The road to Revolution
Even as the country debates the proposed one-third reservation for women in state Assemblies and the Lok Sabha, women are quietly assuming the cudgels of power in rural India, reports Sanjib Kr Baruah.india Updated: Mar 13, 2010 23:45 IST
Don’t you know
They’re talkin’ about a revolution
It sounds like whisper
Don’t you know…
African-American singer Tracy Chapman could well be singing about the stirrings of a consciousness akin to a revolution in the Indian political landscape. And particularly, in the rural swathes.
Even as the country debates the proposed one-third reservation for women in state Assemblies and the Lok Sabha, women are quietly assuming the cudgels of power in rural India.
“Of the 36 lakh posts in local self-government bodies in India, we have more than 10 lakh women who have been elected to all the local self-government bodies in India,” says Professor B.S. Baviskar, who has done seminal work on women’s empowerment.
And studies show that for every seat for women, there are at least five contestants, of whom just one will win. “Which means at least 50 lakh women file nominations. It’s not about winning or losing. What we actually have are at least 50 lakh ignited minds who are women. And that is an incredible number,” says Baviskar.
In a landmark development with deep implications, the 73rd and 74th constitutional amendments were passed in 1993 providing for 33 per cent reservation for women in all local self-government bodies.
And since then, there has been no looking back for members of the fairer sex.
First among men
“If you travel across rural India, unimaginable changes are taking place. I went for a study in Challisgaon, a village in Maharashtra’s Jalgaon district. A Dalit woman sarpanch had the men — mostly from the intermediate and upper castes — at her beck and call. Her husband watches discreetly from a distance... It would have been unthinkable just some decades ago in a village where Dalits are in a minority,” says Baviskar who is also a senior fellow at the Delhi-based Institute of Social Sciences.
The Panchayati Raj form of local self-government, India’s traditional form of local governance, has been dubbed the greatest experiment of democracy ever, with no close second anywhere in the world.
The figures are quite mind-boggling. There are over 2,50,000 gram panchayats at the village level, about 15,000-18,000 Taluka Parishad Samitis at the intermediate level and about 600 Zila Parishads at the district level.

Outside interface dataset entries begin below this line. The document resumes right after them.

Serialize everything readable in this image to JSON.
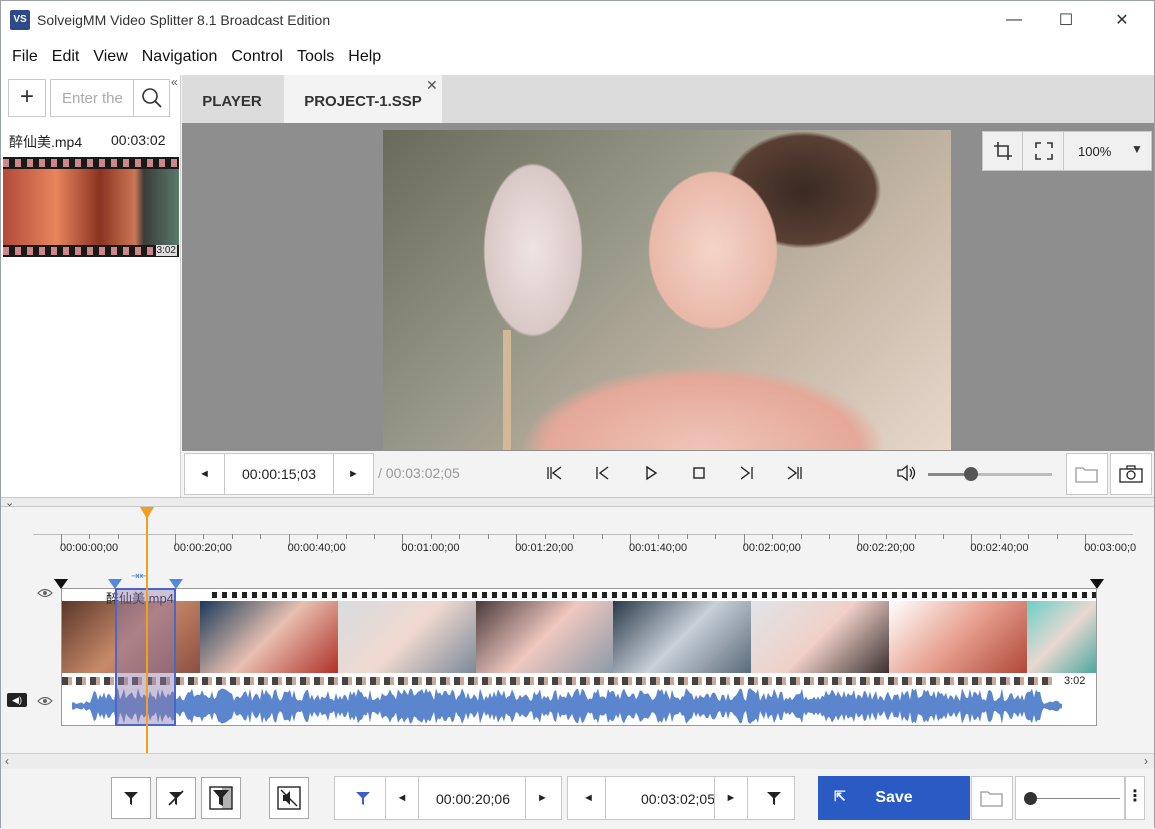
{
  "window": {
    "app_icon": "VS",
    "title": "SolveigMM Video Splitter 8.1 Broadcast Edition",
    "minimize": "—",
    "maximize": "☐",
    "close": "✕"
  },
  "menu": [
    "File",
    "Edit",
    "View",
    "Navigation",
    "Control",
    "Tools",
    "Help"
  ],
  "left_panel": {
    "add": "+",
    "search_placeholder": "Enter the",
    "collapse": "«",
    "file": {
      "name": "醉仙美.mp4",
      "duration": "00:03:02",
      "thumb_time": "3:02"
    }
  },
  "tabs": {
    "player": "PLAYER",
    "project": "PROJECT-1.SSP",
    "close": "✕"
  },
  "player": {
    "zoom": "100%",
    "zoom_arrow": "▼"
  },
  "transport": {
    "prev": "◄",
    "next": "►",
    "current_time": "00:00:15;03",
    "total_duration": "/ 00:03:02;05",
    "volume_level": 0.35
  },
  "timeline": {
    "ticks": [
      "00:00:00;00",
      "00:00:20;00",
      "00:00:40;00",
      "00:01:00;00",
      "00:01:20;00",
      "00:01:40;00",
      "00:02:00;00",
      "00:02:20;00",
      "00:02:40;00",
      "00:03:00;0"
    ],
    "track_label": "醉仙美.mp4",
    "track_end_time": "3:02",
    "sel_mid": "⇥⇤",
    "speaker": "◀)"
  },
  "bottom": {
    "start_time": "00:00:20;06",
    "end_time": "00:03:02;05",
    "prev": "◄",
    "next": "►",
    "save": "Save",
    "more": "⋮"
  },
  "colors": {
    "accent": "#2a5bc4",
    "playhead": "#f0a020",
    "selection": "#4a66c8",
    "waveform": "#5b85cc"
  }
}
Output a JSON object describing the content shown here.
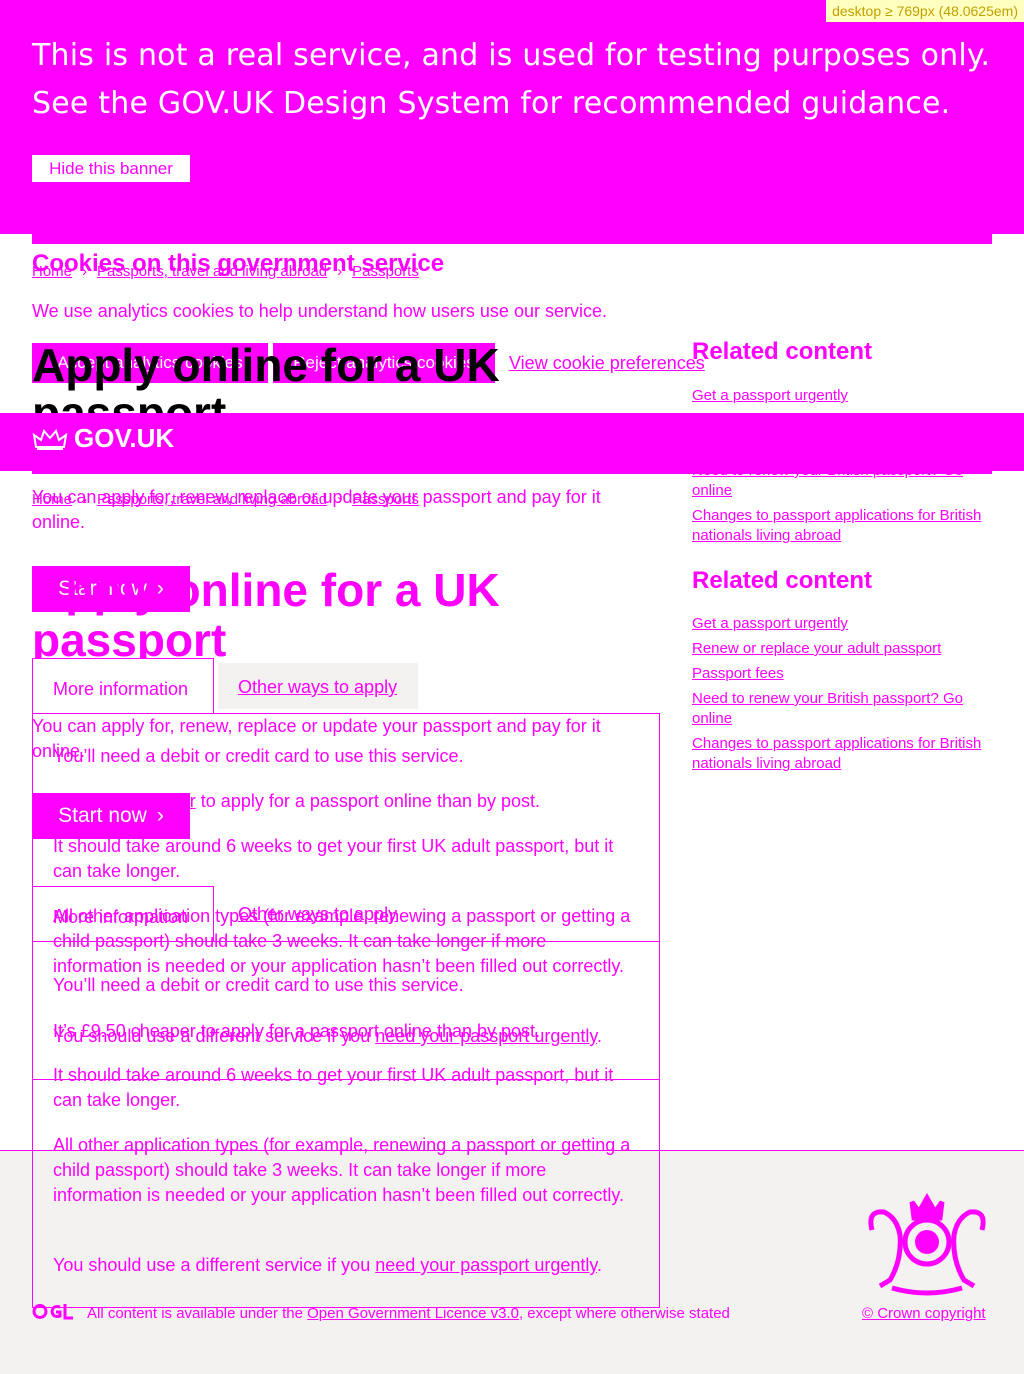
{
  "debug": {
    "media_query": "desktop ≥ 769px (48.0625em)"
  },
  "phase_banner": {
    "line1": "This is not a real service, and is used for testing purposes only.",
    "line2_pre": "See the ",
    "line2_link": "GOV.UK Design System",
    "line2_post": " for recommended guidance.",
    "hide_button": "Hide this banner"
  },
  "cookie_banner": {
    "heading": "Cookies on this government service",
    "text": "We use analytics cookies to help understand how users use our service.",
    "accept": "Accept analytics cookies",
    "reject": "Reject analytics cookies",
    "view": "View cookie preferences"
  },
  "header": {
    "logo": "GOV.UK",
    "crown_icon": "crown-icon"
  },
  "breadcrumbs": [
    "Home",
    "Passports, travel and living abroad",
    "Passports"
  ],
  "page": {
    "title": "Apply online for a UK passport",
    "title_line1": "Apply online for a UK",
    "title_line2": "passport",
    "intro": "You can apply for, renew, replace or update your passport and pay for it online.",
    "start_button": "Start now"
  },
  "tabs": {
    "active": "More information",
    "inactive": "Other ways to apply"
  },
  "panel": {
    "p1": "You’ll need a debit or credit card to use this service.",
    "p2_pre": "It’s £9.50 ",
    "p2_link": "cheaper",
    "p2_post": " to apply for a passport online than by post.",
    "p3": "It should take around 6 weeks to get your first UK adult passport, but it can take longer.",
    "p4": "All other application types (for example, renewing a passport or getting a child passport) should take 3 weeks. It can take longer if more information is needed or your application hasn’t been filled out correctly.",
    "p5_pre": "You should use a different service if you ",
    "p5_link": "need your passport urgently",
    "p5_post": "."
  },
  "related": {
    "heading": "Related content",
    "links": [
      "Get a passport urgently",
      "Renew or replace your adult passport",
      "Passport fees",
      "Need to renew your British passport? Go online",
      "Changes to passport applications for British nationals living abroad"
    ]
  },
  "footer": {
    "ogl_icon": "ogl-icon",
    "licence_pre": "All content is available under the ",
    "licence_link": "Open Government Licence v3.0",
    "licence_post": ", except where otherwise stated",
    "copyright": "© Crown copyright",
    "crest_icon": "royal-coat-of-arms-icon"
  }
}
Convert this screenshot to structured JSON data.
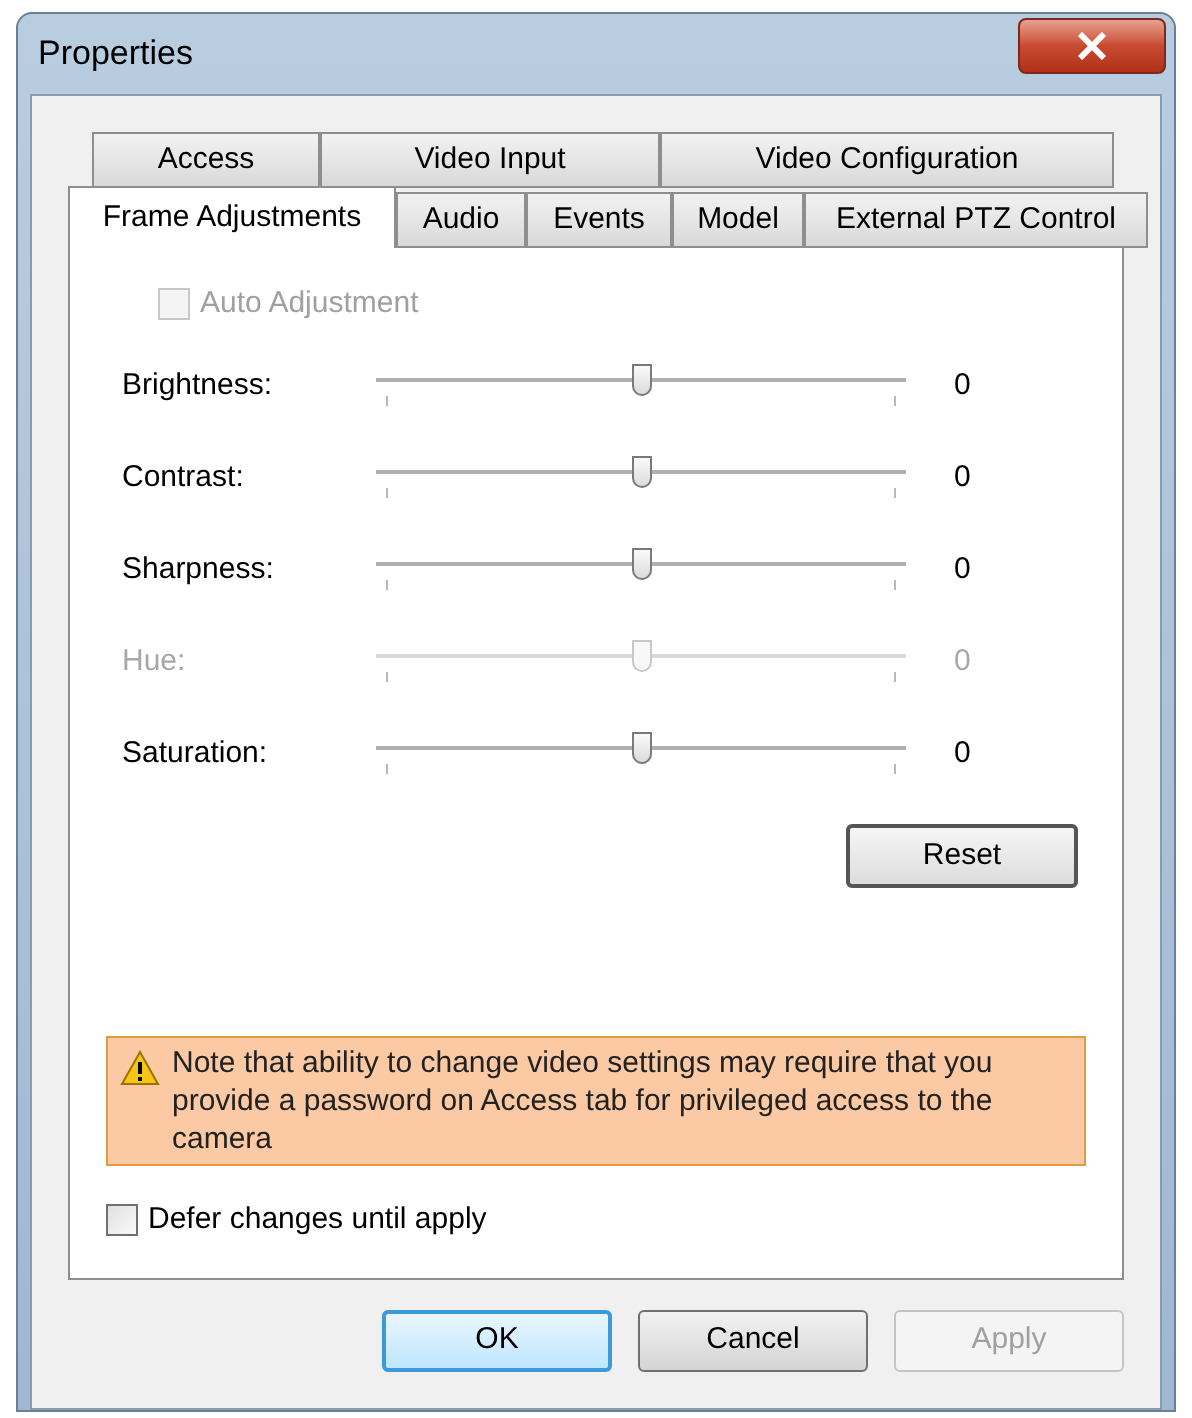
{
  "window": {
    "title": "Properties"
  },
  "tabs": [
    [
      {
        "label": "Access",
        "selected": false
      },
      {
        "label": "Video Input",
        "selected": false
      },
      {
        "label": "Video Configuration",
        "selected": false
      }
    ],
    [
      {
        "label": "Frame Adjustments",
        "selected": true
      },
      {
        "label": "Audio",
        "selected": false
      },
      {
        "label": "Events",
        "selected": false
      },
      {
        "label": "Model",
        "selected": false
      },
      {
        "label": "External PTZ Control",
        "selected": false
      }
    ]
  ],
  "auto_adjustment": {
    "label": "Auto Adjustment",
    "checked": false,
    "disabled": true
  },
  "sliders": [
    {
      "label": "Brightness:",
      "level": 0.5,
      "reading": "0",
      "disabled": false
    },
    {
      "label": "Contrast:",
      "level": 0.5,
      "reading": "0",
      "disabled": false
    },
    {
      "label": "Sharpness:",
      "level": 0.5,
      "reading": "0",
      "disabled": false
    },
    {
      "label": "Hue:",
      "level": 0.5,
      "reading": "0",
      "disabled": true
    },
    {
      "label": "Saturation:",
      "level": 0.5,
      "reading": "0",
      "disabled": false
    }
  ],
  "reset_button": "Reset",
  "note": "Note that ability to change video settings may require that you provide a password on Access tab for privileged access to the camera",
  "defer": {
    "label": "Defer changes until apply",
    "checked": false
  },
  "buttons": [
    {
      "label": "OK",
      "kind": "default",
      "disabled": false
    },
    {
      "label": "Cancel",
      "kind": "normal",
      "disabled": false
    },
    {
      "label": "Apply",
      "kind": "normal",
      "disabled": true
    }
  ]
}
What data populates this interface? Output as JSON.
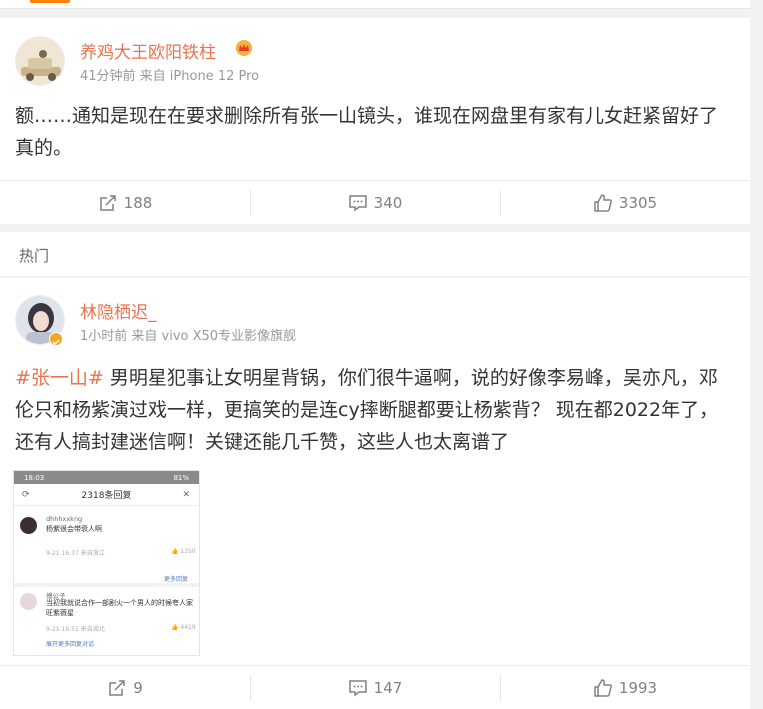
{
  "colors": {
    "accent": "#ff8200",
    "username": "#eb7350",
    "meta": "#999999",
    "action": "#808080"
  },
  "post1": {
    "username": "养鸡大王欧阳铁柱",
    "meta": "41分钟前 来自 iPhone 12 Pro",
    "text": "额……通知是现在在要求删除所有张一山镜头，谁现在网盘里有家有儿女赶紧留好了真的。",
    "badge_icon": "vip-crown-icon",
    "actions": {
      "repost": "188",
      "comment": "340",
      "like": "3305"
    }
  },
  "hot": {
    "label": "热门"
  },
  "post2": {
    "username": "林隐栖迟_",
    "meta": "1小时前 来自 vivo X50专业影像旗舰",
    "topic": "#张一山#",
    "text": " 男明星犯事让女明星背锅，你们很牛逼啊，说的好像李易峰，吴亦凡，邓伦只和杨紫演过戏一样，更搞笑的是连cy摔断腿都要让杨紫背？ 现在都2022年了，还有人搞封建迷信啊！关键还能几千赞，这些人也太离谱了",
    "actions": {
      "repost": "9",
      "comment": "147",
      "like": "1993"
    },
    "screenshot": {
      "status_time": "18:03",
      "status_battery": "81%",
      "title": "2318条回复",
      "c1_name": "dhhhxxkng",
      "c1_text": "杨紫很会带衰人啊",
      "c1_meta": "9-21 16:37 来自浙江",
      "c1_likes": "1350",
      "more_replies": "更多回复",
      "c2_name": "傅公子",
      "c2_text": "当初我就说合作一部剧火一个男人的时候夸人家旺紫薇星",
      "c2_meta": "9-21 16:51 来自湖北",
      "c2_likes": "4419",
      "expand": "展开更多回复对话"
    }
  }
}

Alongwith Nagarpalika members, the number of persons elected toall tiers of all local self-government bodies would be about 36 lakh, which is more than the population of Norway.
Meet Uma Sao. Demure and shy, there is no mistaking the steely resolve in her eyes. A 36-year-old mother of two and a member of the Scheduled Caste community of Telis, she is the sarpanch from Seher, a backward village in Chattisgarh’s Raigad district, about 250 km from Raipur.
“Reserving one-third of the total seats in local government bodies has been a boon for us,” she says. “The men in the villages are given to petty quarrels and while away their time without doing anything substantial. But now when we women deliberate, it is with a sincerity of purpose and with a commitment to perform.”
Geeta Devi, sarpanch of Baiyapur Khurd village near Haryana’s Sonepat, was recently part of a women’s delegation to meet President Pratibha Patil. “My joy knew no bounds when I got selected to be a part of the delegation. Even an illiterate woman like me can rise if there is sincerity of purpose and sense of selfless dedication,” she says.
There is, however, no paucity of problems and resistance to the ascendancy of women to positions of political power. There is also a criticism that women panchayat members turn puppets in the hands of their husbands and other male members.
“Even before seats were reserved for women, a lot of doubts were voiced and in a body no lesser than the Parliament where someone asked ‘where would one million women come from to occupy these positions?’ Problems will be there but without reservation, things would have continued as in the past,” says Baviskar.
“What does a man do? He just goes to office or works in the fields. A woman does work both inside and outside the house. I doubt if my husband can work like I do,” says Devi keeping a plate of sweetmeats on the table.
“Please have some. They are in celebration of the passage of the Women's reservation bill in Rajya Sabha. You might not get it again if we fail in the Lok Sabha.”